Some background

My name is Euan Lawson and I live in the NW of England.

I work in a variety of different settings. I am a GP but my special interests are in substance misuse and medical education. I do ‘normal’ GP clinics as a locum and I also have substance misuse clinics in the community and prison. I also teach undergraduates and I am involved in GP appraisal. I do some writing as well and the proportions of each of these ebbs and flows…

That gives you some idea of the areas I am liable to blog based on my professional experience. I’ve been blogging since 2008 and I am certainly not a daily blogger and I’m doing well to get a post out weekly. I am also prone to dropping off for a couple of months as other commitments squeeze my time but I’m content to be flexible.

I’ve always had contrary argumentative tendencies so blogging is a natural outlet to stop me haranguing too many colleagues.

I like evidence-based medicine. What’s not to like? Much like apple pie and motherhood it is unarguably A Good Thing. As a medical student I remember arguing in the pub that public health medicine and epidemiology were perhaps the most important of the subjects we studied. Despite the guffaws I persisted, no doubt aided by a pint or three, with my views. I am sure that all too few students have avoided the apple-cheeked cliche of ‘wanting to help people’ when quizzed on their motivations for entering medicine.

But students and doctors still crave the ego-boost of the human drama and the slim chance of getting the thanks in person; not by proxy through reduced mortality and morbidity statistics. However, despite evidence-based medicine being A Good Thing the problems are many and varied resulting in a further reason for people to turn away from the science.

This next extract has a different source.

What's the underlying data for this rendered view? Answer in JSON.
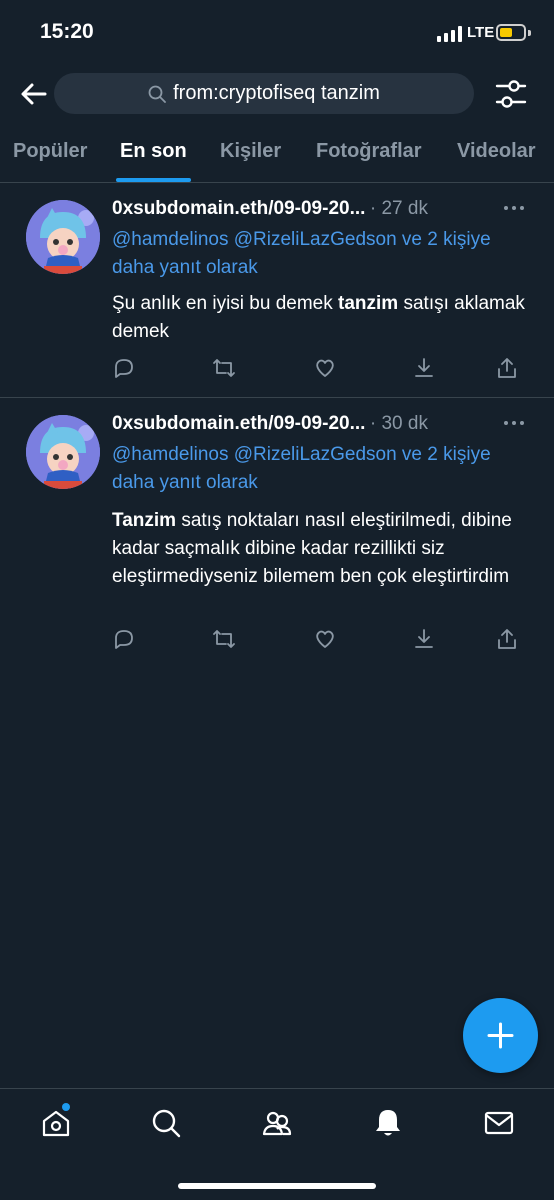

The tagline quote is from Adam Smith:

“Science is the great antidote to the poison of enthusiasm and tradition”.

So, the blog is my tiny contribution with this in mind. Evidence-based medicine may be riddled with problems but the science of evidence-based medicine is still needed to combat enthusiastic doctors as well as traditional and outdated practices; and, of course, the plain bonkers.